Work instructions
Copy all of the data below without altering a single line.
★ ★ ★ ★ ★
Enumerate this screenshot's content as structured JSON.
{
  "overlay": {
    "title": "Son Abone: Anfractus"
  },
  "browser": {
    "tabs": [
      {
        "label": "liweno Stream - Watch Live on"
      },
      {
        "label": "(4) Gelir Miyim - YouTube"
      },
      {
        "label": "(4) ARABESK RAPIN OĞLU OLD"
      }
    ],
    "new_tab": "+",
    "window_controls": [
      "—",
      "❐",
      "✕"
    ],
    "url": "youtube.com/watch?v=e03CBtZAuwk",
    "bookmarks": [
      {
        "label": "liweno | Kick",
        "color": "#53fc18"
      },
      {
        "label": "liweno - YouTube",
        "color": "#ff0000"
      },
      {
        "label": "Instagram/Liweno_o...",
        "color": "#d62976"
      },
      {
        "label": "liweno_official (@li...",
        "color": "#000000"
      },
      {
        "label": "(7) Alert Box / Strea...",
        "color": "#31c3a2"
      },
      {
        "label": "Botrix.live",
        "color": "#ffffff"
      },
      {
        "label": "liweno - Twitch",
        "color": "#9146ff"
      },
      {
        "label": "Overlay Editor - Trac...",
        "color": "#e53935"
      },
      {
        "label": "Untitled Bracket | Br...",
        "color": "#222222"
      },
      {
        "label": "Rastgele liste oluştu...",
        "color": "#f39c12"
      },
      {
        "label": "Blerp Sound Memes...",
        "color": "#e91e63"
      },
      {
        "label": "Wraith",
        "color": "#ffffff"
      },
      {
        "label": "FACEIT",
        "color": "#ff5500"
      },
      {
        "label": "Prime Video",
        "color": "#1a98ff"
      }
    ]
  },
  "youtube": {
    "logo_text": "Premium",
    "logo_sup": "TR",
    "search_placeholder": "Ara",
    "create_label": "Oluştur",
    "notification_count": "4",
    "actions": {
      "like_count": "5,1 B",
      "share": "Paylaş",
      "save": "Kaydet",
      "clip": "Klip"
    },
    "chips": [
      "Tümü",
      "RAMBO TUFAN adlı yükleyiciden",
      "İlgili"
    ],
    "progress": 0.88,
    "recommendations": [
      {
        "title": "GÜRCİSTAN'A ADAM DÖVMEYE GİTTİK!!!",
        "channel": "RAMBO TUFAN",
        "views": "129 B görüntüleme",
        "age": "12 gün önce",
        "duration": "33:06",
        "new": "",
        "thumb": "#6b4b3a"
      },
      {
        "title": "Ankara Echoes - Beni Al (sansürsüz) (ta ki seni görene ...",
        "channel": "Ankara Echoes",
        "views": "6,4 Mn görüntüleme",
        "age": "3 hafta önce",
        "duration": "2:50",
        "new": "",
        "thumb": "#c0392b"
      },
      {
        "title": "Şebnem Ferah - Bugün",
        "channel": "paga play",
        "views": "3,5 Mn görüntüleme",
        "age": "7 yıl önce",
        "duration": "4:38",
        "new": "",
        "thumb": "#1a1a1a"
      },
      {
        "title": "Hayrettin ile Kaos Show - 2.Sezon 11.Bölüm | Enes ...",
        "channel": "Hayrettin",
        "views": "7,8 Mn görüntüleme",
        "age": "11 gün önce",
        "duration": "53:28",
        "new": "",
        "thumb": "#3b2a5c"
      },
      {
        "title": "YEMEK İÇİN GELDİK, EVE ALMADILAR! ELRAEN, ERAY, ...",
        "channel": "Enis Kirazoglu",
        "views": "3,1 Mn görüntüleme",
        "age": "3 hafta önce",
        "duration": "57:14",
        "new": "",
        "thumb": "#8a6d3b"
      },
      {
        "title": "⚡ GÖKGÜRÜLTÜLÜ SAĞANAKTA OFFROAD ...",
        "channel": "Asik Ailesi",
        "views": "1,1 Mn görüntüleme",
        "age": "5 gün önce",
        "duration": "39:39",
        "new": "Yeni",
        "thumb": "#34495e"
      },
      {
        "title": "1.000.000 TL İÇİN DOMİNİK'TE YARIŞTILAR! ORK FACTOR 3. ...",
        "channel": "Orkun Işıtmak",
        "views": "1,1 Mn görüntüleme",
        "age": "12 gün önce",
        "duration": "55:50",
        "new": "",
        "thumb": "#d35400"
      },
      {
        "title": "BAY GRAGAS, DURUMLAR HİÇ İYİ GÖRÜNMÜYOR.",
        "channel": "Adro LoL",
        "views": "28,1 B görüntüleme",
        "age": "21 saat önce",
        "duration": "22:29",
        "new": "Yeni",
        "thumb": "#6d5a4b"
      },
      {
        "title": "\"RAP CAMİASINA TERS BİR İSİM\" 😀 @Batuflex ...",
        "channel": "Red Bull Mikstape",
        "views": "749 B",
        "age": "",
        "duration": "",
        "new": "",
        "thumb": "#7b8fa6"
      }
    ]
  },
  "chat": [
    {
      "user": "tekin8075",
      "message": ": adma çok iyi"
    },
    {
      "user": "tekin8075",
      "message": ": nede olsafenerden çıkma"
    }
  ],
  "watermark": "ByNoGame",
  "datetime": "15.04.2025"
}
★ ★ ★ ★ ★
Expected answer
Enumerate this screenshot's content as structured JSON.
{
  "overlay": {
    "title": "Son Abone: Anfractus"
  },
  "browser": {
    "tabs": [
      {
        "label": "liweno Stream - Watch Live on"
      },
      {
        "label": "(4) Gelir Miyim - YouTube"
      },
      {
        "label": "(4) ARABESK RAPIN OĞLU OLD"
      }
    ],
    "new_tab": "+",
    "window_controls": [
      "—",
      "❐",
      "✕"
    ],
    "url": "youtube.com/watch?v=e03CBtZAuwk",
    "bookmarks": [
      {
        "label": "liweno | Kick",
        "color": "#53fc18"
      },
      {
        "label": "liweno - YouTube",
        "color": "#ff0000"
      },
      {
        "label": "Instagram/Liweno_o...",
        "color": "#d62976"
      },
      {
        "label": "liweno_official (@li...",
        "color": "#000000"
      },
      {
        "label": "(7) Alert Box / Strea...",
        "color": "#31c3a2"
      },
      {
        "label": "Botrix.live",
        "color": "#ffffff"
      },
      {
        "label": "liweno - Twitch",
        "color": "#9146ff"
      },
      {
        "label": "Overlay Editor - Trac...",
        "color": "#e53935"
      },
      {
        "label": "Untitled Bracket | Br...",
        "color": "#222222"
      },
      {
        "label": "Rastgele liste oluştu...",
        "color": "#f39c12"
      },
      {
        "label": "Blerp Sound Memes...",
        "color": "#e91e63"
      },
      {
        "label": "Wraith",
        "color": "#ffffff"
      },
      {
        "label": "FACEIT",
        "color": "#ff5500"
      },
      {
        "label": "Prime Video",
        "color": "#1a98ff"
      }
    ]
  },
  "youtube": {
    "logo_text": "Premium",
    "logo_sup": "TR",
    "search_placeholder": "Ara",
    "create_label": "Oluştur",
    "notification_count": "4",
    "actions": {
      "like_count": "5,1 B",
      "share": "Paylaş",
      "save": "Kaydet",
      "clip": "Klip"
    },
    "chips": [
      "Tümü",
      "RAMBO TUFAN adlı yükleyiciden",
      "İlgili"
    ],
    "progress": 0.88,
    "recommendations": [
      {
        "title": "GÜRCİSTAN'A ADAM DÖVMEYE GİTTİK!!!",
        "channel": "RAMBO TUFAN",
        "views": "129 B görüntüleme",
        "age": "12 gün önce",
        "duration": "33:06",
        "new": "",
        "thumb": "#6b4b3a"
      },
      {
        "title": "Ankara Echoes - Beni Al (sansürsüz) (ta ki seni görene ...",
        "channel": "Ankara Echoes",
        "views": "6,4 Mn görüntüleme",
        "age": "3 hafta önce",
        "duration": "2:50",
        "new": "",
        "thumb": "#c0392b"
      },
      {
        "title": "Şebnem Ferah - Bugün",
        "channel": "paga play",
        "views": "3,5 Mn görüntüleme",
        "age": "7 yıl önce",
        "duration": "4:38",
        "new": "",
        "thumb": "#1a1a1a"
      },
      {
        "title": "Hayrettin ile Kaos Show - 2.Sezon 11.Bölüm | Enes ...",
        "channel": "Hayrettin",
        "views": "7,8 Mn görüntüleme",
        "age": "11 gün önce",
        "duration": "53:28",
        "new": "",
        "thumb": "#3b2a5c"
      },
      {
        "title": "YEMEK İÇİN GELDİK, EVE ALMADILAR! ELRAEN, ERAY, ...",
        "channel": "Enis Kirazoglu",
        "views": "3,1 Mn görüntüleme",
        "age": "3 hafta önce",
        "duration": "57:14",
        "new": "",
        "thumb": "#8a6d3b"
      },
      {
        "title": "⚡ GÖKGÜRÜLTÜLÜ SAĞANAKTA OFFROAD ...",
        "channel": "Asik Ailesi",
        "views": "1,1 Mn görüntüleme",
        "age": "5 gün önce",
        "duration": "39:39",
        "new": "Yeni",
        "thumb": "#34495e"
      },
      {
        "title": "1.000.000 TL İÇİN DOMİNİK'TE YARIŞTILAR! ORK FACTOR 3. ...",
        "channel": "Orkun Işıtmak",
        "views": "1,1 Mn görüntüleme",
        "age": "12 gün önce",
        "duration": "55:50",
        "new": "",
        "thumb": "#d35400"
      },
      {
        "title": "BAY GRAGAS, DURUMLAR HİÇ İYİ GÖRÜNMÜYOR.",
        "channel": "Adro LoL",
        "views": "28,1 B görüntüleme",
        "age": "21 saat önce",
        "duration": "22:29",
        "new": "Yeni",
        "thumb": "#6d5a4b"
      },
      {
        "title": "\"RAP CAMİASINA TERS BİR İSİM\" 😀 @Batuflex ...",
        "channel": "Red Bull Mikstape",
        "views": "749 B",
        "age": "",
        "duration": "",
        "new": "",
        "thumb": "#7b8fa6"
      }
    ]
  },
  "chat": [
    {
      "user": "tekin8075",
      "message": ": adma çok iyi"
    },
    {
      "user": "tekin8075",
      "message": ": nede olsafenerden çıkma"
    }
  ],
  "watermark": "ByNoGame",
  "datetime": "15.04.2025"
}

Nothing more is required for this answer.